[What is required] Give every line of the material again, exactly as written.

[Given records]
┄┄┄┄┄┄┄┄┄┄┄┄┄┄┄┄┄┄┄┄

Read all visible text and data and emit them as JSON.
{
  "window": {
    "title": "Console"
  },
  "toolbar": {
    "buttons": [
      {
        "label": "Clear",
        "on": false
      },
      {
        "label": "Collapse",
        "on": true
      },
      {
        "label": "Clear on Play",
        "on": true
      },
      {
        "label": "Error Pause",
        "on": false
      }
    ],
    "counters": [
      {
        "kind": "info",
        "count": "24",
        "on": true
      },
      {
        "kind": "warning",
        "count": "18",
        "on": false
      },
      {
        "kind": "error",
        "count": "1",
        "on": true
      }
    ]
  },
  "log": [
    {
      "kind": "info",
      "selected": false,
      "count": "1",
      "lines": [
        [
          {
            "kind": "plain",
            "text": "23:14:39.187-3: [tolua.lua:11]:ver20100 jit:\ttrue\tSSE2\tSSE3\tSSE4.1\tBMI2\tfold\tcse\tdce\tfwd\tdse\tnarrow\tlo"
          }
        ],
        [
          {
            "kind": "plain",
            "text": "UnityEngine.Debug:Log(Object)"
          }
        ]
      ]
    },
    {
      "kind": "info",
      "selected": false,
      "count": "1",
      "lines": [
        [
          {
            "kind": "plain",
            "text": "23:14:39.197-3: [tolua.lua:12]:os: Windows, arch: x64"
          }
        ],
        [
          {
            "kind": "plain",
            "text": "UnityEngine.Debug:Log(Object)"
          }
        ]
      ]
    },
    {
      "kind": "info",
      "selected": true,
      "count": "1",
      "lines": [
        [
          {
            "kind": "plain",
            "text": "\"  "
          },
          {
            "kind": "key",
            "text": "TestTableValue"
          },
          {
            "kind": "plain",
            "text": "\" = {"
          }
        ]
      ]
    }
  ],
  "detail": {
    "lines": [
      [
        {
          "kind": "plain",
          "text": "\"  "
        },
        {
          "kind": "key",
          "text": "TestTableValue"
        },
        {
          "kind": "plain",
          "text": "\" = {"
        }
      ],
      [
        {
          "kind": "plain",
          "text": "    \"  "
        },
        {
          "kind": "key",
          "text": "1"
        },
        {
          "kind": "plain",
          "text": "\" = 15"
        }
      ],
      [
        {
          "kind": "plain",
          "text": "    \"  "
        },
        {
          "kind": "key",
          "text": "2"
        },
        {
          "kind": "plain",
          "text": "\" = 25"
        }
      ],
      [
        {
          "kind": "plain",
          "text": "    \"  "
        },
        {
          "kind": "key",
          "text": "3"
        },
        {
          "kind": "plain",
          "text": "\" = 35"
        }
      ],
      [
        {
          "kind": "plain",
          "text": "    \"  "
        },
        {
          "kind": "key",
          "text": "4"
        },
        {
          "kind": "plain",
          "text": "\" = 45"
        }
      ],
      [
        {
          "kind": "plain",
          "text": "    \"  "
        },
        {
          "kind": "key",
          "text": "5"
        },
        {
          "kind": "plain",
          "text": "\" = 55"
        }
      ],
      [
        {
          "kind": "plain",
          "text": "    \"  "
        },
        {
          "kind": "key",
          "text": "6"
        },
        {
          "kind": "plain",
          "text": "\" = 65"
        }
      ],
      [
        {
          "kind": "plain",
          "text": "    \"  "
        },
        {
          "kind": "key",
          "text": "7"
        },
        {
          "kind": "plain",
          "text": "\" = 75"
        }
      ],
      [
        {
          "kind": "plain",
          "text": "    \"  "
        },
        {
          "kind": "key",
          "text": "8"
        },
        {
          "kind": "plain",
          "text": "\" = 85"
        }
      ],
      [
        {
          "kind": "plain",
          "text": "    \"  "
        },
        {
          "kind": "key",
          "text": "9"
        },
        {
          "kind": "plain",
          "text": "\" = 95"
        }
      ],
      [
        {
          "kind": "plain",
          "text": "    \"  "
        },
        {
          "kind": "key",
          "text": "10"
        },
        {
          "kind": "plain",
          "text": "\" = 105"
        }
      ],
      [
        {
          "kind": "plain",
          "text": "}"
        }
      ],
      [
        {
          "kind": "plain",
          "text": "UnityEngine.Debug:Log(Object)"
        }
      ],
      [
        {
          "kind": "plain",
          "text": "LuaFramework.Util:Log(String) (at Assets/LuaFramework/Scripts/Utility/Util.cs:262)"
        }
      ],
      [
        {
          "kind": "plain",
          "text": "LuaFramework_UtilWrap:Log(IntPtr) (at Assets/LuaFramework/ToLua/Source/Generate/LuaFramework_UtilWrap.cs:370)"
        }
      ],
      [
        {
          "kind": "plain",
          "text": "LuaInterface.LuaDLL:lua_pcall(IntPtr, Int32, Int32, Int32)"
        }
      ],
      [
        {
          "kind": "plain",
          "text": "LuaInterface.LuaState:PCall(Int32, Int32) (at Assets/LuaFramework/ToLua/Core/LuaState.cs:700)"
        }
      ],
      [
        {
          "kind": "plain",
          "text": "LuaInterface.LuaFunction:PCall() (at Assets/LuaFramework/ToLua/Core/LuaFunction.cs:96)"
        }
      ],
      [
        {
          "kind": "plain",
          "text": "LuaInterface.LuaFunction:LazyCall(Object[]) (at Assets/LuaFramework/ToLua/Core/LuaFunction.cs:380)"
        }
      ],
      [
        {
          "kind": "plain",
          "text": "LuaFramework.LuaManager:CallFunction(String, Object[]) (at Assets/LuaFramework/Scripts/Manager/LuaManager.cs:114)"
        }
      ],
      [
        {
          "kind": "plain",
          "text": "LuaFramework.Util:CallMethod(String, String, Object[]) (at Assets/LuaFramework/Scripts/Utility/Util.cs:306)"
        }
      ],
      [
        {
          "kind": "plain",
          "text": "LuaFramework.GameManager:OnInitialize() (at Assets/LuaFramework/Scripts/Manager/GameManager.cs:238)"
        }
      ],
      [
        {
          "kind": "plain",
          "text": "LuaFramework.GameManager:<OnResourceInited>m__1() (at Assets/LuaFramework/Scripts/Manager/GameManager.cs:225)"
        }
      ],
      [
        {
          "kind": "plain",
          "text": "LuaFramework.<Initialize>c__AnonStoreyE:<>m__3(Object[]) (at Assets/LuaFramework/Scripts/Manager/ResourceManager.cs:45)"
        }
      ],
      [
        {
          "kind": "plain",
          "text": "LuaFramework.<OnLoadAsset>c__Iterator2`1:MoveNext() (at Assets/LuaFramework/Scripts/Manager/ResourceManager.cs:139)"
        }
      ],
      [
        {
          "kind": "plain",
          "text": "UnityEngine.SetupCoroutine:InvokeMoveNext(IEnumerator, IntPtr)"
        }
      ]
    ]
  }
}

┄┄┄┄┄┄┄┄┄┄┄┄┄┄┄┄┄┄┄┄

[Task output]
Read all visible text and data and emit them as JSON.
{
  "window": {
    "title": "Console"
  },
  "toolbar": {
    "buttons": [
      {
        "label": "Clear",
        "on": false
      },
      {
        "label": "Collapse",
        "on": true
      },
      {
        "label": "Clear on Play",
        "on": true
      },
      {
        "label": "Error Pause",
        "on": false
      }
    ],
    "counters": [
      {
        "kind": "info",
        "count": "24",
        "on": true
      },
      {
        "kind": "warning",
        "count": "18",
        "on": false
      },
      {
        "kind": "error",
        "count": "1",
        "on": true
      }
    ]
  },
  "log": [
    {
      "kind": "info",
      "selected": false,
      "count": "1",
      "lines": [
        [
          {
            "kind": "plain",
            "text": "23:14:39.187-3: [tolua.lua:11]:ver20100 jit:\ttrue\tSSE2\tSSE3\tSSE4.1\tBMI2\tfold\tcse\tdce\tfwd\tdse\tnarrow\tlo"
          }
        ],
        [
          {
            "kind": "plain",
            "text": "UnityEngine.Debug:Log(Object)"
          }
        ]
      ]
    },
    {
      "kind": "info",
      "selected": false,
      "count": "1",
      "lines": [
        [
          {
            "kind": "plain",
            "text": "23:14:39.197-3: [tolua.lua:12]:os: Windows, arch: x64"
          }
        ],
        [
          {
            "kind": "plain",
            "text": "UnityEngine.Debug:Log(Object)"
          }
        ]
      ]
    },
    {
      "kind": "info",
      "selected": true,
      "count": "1",
      "lines": [
        [
          {
            "kind": "plain",
            "text": "\"  "
          },
          {
            "kind": "key",
            "text": "TestTableValue"
          },
          {
            "kind": "plain",
            "text": "\" = {"
          }
        ]
      ]
    }
  ],
  "detail": {
    "lines": [
      [
        {
          "kind": "plain",
          "text": "\"  "
        },
        {
          "kind": "key",
          "text": "TestTableValue"
        },
        {
          "kind": "plain",
          "text": "\" = {"
        }
      ],
      [
        {
          "kind": "plain",
          "text": "    \"  "
        },
        {
          "kind": "key",
          "text": "1"
        },
        {
          "kind": "plain",
          "text": "\" = 15"
        }
      ],
      [
        {
          "kind": "plain",
          "text": "    \"  "
        },
        {
          "kind": "key",
          "text": "2"
        },
        {
          "kind": "plain",
          "text": "\" = 25"
        }
      ],
      [
        {
          "kind": "plain",
          "text": "    \"  "
        },
        {
          "kind": "key",
          "text": "3"
        },
        {
          "kind": "plain",
          "text": "\" = 35"
        }
      ],
      [
        {
          "kind": "plain",
          "text": "    \"  "
        },
        {
          "kind": "key",
          "text": "4"
        },
        {
          "kind": "plain",
          "text": "\" = 45"
        }
      ],
      [
        {
          "kind": "plain",
          "text": "    \"  "
        },
        {
          "kind": "key",
          "text": "5"
        },
        {
          "kind": "plain",
          "text": "\" = 55"
        }
      ],
      [
        {
          "kind": "plain",
          "text": "    \"  "
        },
        {
          "kind": "key",
          "text": "6"
        },
        {
          "kind": "plain",
          "text": "\" = 65"
        }
      ],
      [
        {
          "kind": "plain",
          "text": "    \"  "
        },
        {
          "kind": "key",
          "text": "7"
        },
        {
          "kind": "plain",
          "text": "\" = 75"
        }
      ],
      [
        {
          "kind": "plain",
          "text": "    \"  "
        },
        {
          "kind": "key",
          "text": "8"
        },
        {
          "kind": "plain",
          "text": "\" = 85"
        }
      ],
      [
        {
          "kind": "plain",
          "text": "    \"  "
        },
        {
          "kind": "key",
          "text": "9"
        },
        {
          "kind": "plain",
          "text": "\" = 95"
        }
      ],
      [
        {
          "kind": "plain",
          "text": "    \"  "
        },
        {
          "kind": "key",
          "text": "10"
        },
        {
          "kind": "plain",
          "text": "\" = 105"
        }
      ],
      [
        {
          "kind": "plain",
          "text": "}"
        }
      ],
      [
        {
          "kind": "plain",
          "text": "UnityEngine.Debug:Log(Object)"
        }
      ],
      [
        {
          "kind": "plain",
          "text": "LuaFramework.Util:Log(String) (at Assets/LuaFramework/Scripts/Utility/Util.cs:262)"
        }
      ],
      [
        {
          "kind": "plain",
          "text": "LuaFramework_UtilWrap:Log(IntPtr) (at Assets/LuaFramework/ToLua/Source/Generate/LuaFramework_UtilWrap.cs:370)"
        }
      ],
      [
        {
          "kind": "plain",
          "text": "LuaInterface.LuaDLL:lua_pcall(IntPtr, Int32, Int32, Int32)"
        }
      ],
      [
        {
          "kind": "plain",
          "text": "LuaInterface.LuaState:PCall(Int32, Int32) (at Assets/LuaFramework/ToLua/Core/LuaState.cs:700)"
        }
      ],
      [
        {
          "kind": "plain",
          "text": "LuaInterface.LuaFunction:PCall() (at Assets/LuaFramework/ToLua/Core/LuaFunction.cs:96)"
        }
      ],
      [
        {
          "kind": "plain",
          "text": "LuaInterface.LuaFunction:LazyCall(Object[]) (at Assets/LuaFramework/ToLua/Core/LuaFunction.cs:380)"
        }
      ],
      [
        {
          "kind": "plain",
          "text": "LuaFramework.LuaManager:CallFunction(String, Object[]) (at Assets/LuaFramework/Scripts/Manager/LuaManager.cs:114)"
        }
      ],
      [
        {
          "kind": "plain",
          "text": "LuaFramework.Util:CallMethod(String, String, Object[]) (at Assets/LuaFramework/Scripts/Utility/Util.cs:306)"
        }
      ],
      [
        {
          "kind": "plain",
          "text": "LuaFramework.GameManager:OnInitialize() (at Assets/LuaFramework/Scripts/Manager/GameManager.cs:238)"
        }
      ],
      [
        {
          "kind": "plain",
          "text": "LuaFramework.GameManager:<OnResourceInited>m__1() (at Assets/LuaFramework/Scripts/Manager/GameManager.cs:225)"
        }
      ],
      [
        {
          "kind": "plain",
          "text": "LuaFramework.<Initialize>c__AnonStoreyE:<>m__3(Object[]) (at Assets/LuaFramework/Scripts/Manager/ResourceManager.cs:45)"
        }
      ],
      [
        {
          "kind": "plain",
          "text": "LuaFramework.<OnLoadAsset>c__Iterator2`1:MoveNext() (at Assets/LuaFramework/Scripts/Manager/ResourceManager.cs:139)"
        }
      ],
      [
        {
          "kind": "plain",
          "text": "UnityEngine.SetupCoroutine:InvokeMoveNext(IEnumerator, IntPtr)"
        }
      ]
    ]
  }
}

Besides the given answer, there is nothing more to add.